Following the success of the vaccine role out, it’s time for churches to open up the doors and let the music play, says Sam Hailes
At the start of the pandemic I was asked whether I thought churches would comply with the restrictions being placed on them. “Yes, they will,” I said, “but not indefinitely.”
Most leaders have been willing to close their doors temporarily (when case numbers have surged), and require their congregants to wear face masks when attending services. Desperate times have indeed called for desperate measures. But as the pandemic peters out, the ongoing ban on Christians singing is provoking consternation from across the denominations. John Stevens from the Fellowship of Independent Evangelical Churches has said its “disappointing to see government asserting restrictions are still necessary” while Dame Sarah Mullaly, the Bishop of London, has promised to challenge the government and “press for ongoing appraisal of choral and congregational singing”.
We recently considered the controversial question of whether Christians in the UK are persecuted. Personally I think ‘persecution’ is the wrong word. But I have some sympathy with those who consider the indefinite restriction on congregational singing a breach of our religious freedom. How else can you explain the fact that I could walk into a pub right now and sing my heart out, but I can’t do the same in my local church? Why can fans return to football stadiums and chant “Inger-Land, Inger-Land, Inger-Land”, but Christians cannot sing psalms, hymns and spiritual songs?
The refusal of our government to even set a date when congregational singing might be possible again is a real kick in the teeth to the thousands of priests and pastors who have not only complied with ever-changing guidelines on what is permissible inside their buildings, but have stepped up their community work too. In the months and years to come, as we discover the full impact that these lockdowns have had on our society (and not least upon our mental health), you can bet the Church will once again be on the frontline, caring for people’s physical, mental and spiritual welfare. If it weren’t for Jesus’ words about giving freely without expecting anything in return (Luke 6:34), I’d say the government owes us…

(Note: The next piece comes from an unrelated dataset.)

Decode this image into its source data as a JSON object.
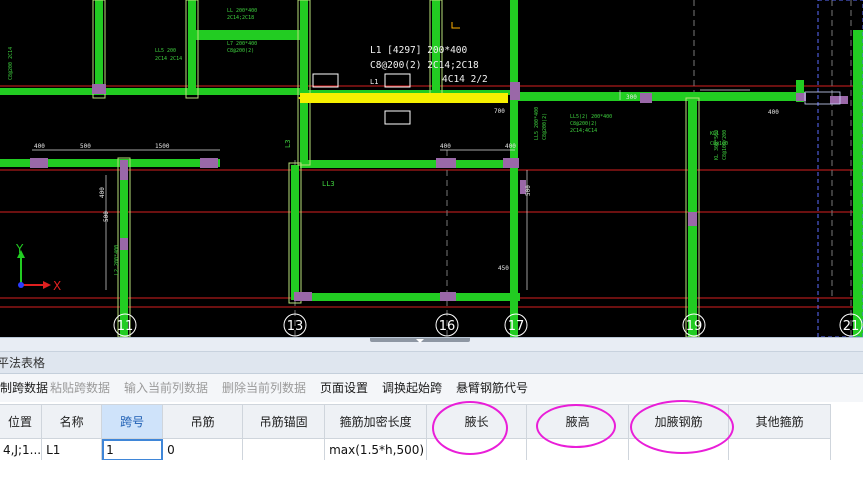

Why can fans return to football stadiums and chant “Inger-Land, Inger-Land, Inger-Land”, but Christians cannot sing psalms, hymns and spiritual songs?
There are 25 million people now fully vaccinated and the death rate has dropped to fewer than ten per day. Research conducted last year suggested singing is no riskier than talking, when it comes to spreading coronavirus. Those who want or need to stay at home on a Sunday morning can carry on singing at their laptop screens. But for the rest of us, in the words of that famous Delirious? song, it’s time to open up the doors and let the music play. We have been deprived of our right to worship God corporately through song for much too long. The Government must act now.
Help us persuade the Government to bring singing back to churches across the UK from 19th July at the latest. Sign the petition now